A successful deployment of the virtual reality solution could see it used to design other HS2 stations, as well as buildings that have to manage large numbers of people efficiently
➨ Old Oak Common station in North London will serve both HS2 and the Elizabeth line, with a view to handling around 275,000 railway passengers per day
➨ HS2 Ltd is working with CCD Design & Ergonomics and WSP to develop what they are describing as a new solution to improve the experience of passengers
➨ The data collected by CCD will enable HS2 Ltd and station designers to assess and, if necessary, refine designs
Virtual reality is being deployed to develop efficient and stress-free ‘wayfinding’ at a new station under construction as part of the billion-pound High Speed Two (HS2) railway linking major English cities with London.
Old Oak Common station in North London will serve both HS2 and the Elizabeth line (Crossrail), with a view to handling around 275,000 railway passengers per day.
HS2 Ltd is working with design and technology business CCD Design & Ergonomics and engineering firm WSP, the station’s designer, to develop what they are describing as a new solution to improve the experience of passengers finding their way around a transport “super hub”.
Wearing HTC Vive Pro Eye virtual reality headsets fitted with eye tracking technology, three sample groups drawn from members of the public will enter a virtual version of the new station (VRWorldTech is waiting for confirmation on the headset being used).
These passengers will be asked to navigate their way around Old Oak Common to reach meeting points, platforms and to change between HS2 and Crossrail services using the signage included in the current design.
A further session will be dedicated to passengers whose mobility is impaired to explore what further assistance they might need to navigate the station.

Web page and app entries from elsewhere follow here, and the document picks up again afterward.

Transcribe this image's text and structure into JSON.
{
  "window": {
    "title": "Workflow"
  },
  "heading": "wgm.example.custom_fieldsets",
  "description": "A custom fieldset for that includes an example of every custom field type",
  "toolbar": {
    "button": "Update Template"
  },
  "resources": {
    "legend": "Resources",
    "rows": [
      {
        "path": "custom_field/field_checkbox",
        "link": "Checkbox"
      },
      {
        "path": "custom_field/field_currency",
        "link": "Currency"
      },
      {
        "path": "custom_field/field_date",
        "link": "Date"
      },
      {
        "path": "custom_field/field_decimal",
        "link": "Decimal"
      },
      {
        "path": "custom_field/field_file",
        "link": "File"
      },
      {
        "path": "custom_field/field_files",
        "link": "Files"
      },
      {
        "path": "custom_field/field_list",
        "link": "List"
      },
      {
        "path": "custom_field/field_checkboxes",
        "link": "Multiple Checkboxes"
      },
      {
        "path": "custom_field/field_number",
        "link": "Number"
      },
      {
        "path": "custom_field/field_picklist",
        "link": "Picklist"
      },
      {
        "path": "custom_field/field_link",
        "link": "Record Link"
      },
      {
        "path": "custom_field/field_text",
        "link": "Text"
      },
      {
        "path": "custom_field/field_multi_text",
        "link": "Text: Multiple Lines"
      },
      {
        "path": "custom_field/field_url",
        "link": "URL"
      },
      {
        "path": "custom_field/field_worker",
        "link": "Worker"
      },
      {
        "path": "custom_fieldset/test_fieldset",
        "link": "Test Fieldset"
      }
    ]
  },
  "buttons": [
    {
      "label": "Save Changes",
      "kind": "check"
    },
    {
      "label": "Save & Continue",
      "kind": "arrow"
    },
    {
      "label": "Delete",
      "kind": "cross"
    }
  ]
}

The in-built eye tracking technology of Vive Pro Eye will monitor in detail how the eye is drawn around the station’s interior, and whether there are any distractions that might contradict or confuse, all of which could hamper easy and stress-free movement.
This will be paired with emotion sensing software that observes the user’s facial expressions and monitors heart rate changes caused by the visual stimulus of experiencing the station in virtual reality.
The data collected by CCD will enable HS2 Ltd and station designers to assess and, if necessary, refine designs to help Old Oak Common passengers move smoothly and efficiently around the 100,000 sqm rail interchange station.
A successful deployment of the virtual reality solution could see it used to design other HS2 stations, as well as buildings that have to manage large numbers of people efficiently, including sports venues and concert halls.
Getting the design right while it’s still on the drawing board
CCD managing director David Watts indicates that virtual reality combined with eye tracking technology and emotion sensing software are crucial to being able to test wayfinding so early on in the construction process.
He says: “Wayfinding is an immersive, multi-sensory task. Up until now we’ve not had the tools to fully test our designs with real people at the early stages of design. Developing this tool will give the project far greater scope to get the design right while it’s all still on the drawing board.”
He adds: “We are also able to explore other ways in which immersive tech can help design from improving accessibility, testing ideas for how digital technologies can assist the experience, assessing the right location for commercial units or advertising or helping staff simulate how they will operate the station.”
Kevin White, technical director for stations at WSP, adds: “With WSP being involved in Old Oak Common’s design for the past three years, we have been able to work with HS2 and CCD to visualise the station in a full virtual environment. The process has brought immediate benefits to the wayfinding that will be fed back into the design, and it has become apparent how this technology can help in many ways throughout the design, construction and operational stages of the station.”
HS2 Ltd innovation manager Heather Donald comments: “The HS2 super hub at Old Oak Common is the largest single-build station to be built in the UK. Up to quarter of a million passengers will use it to connect between HS2, Great Western and Elizabeth line trains each day, so it is vital that its design is fine-tuned to deliver a stress-free step change improvement in the passenger experience.”
Images: HS2 Ltd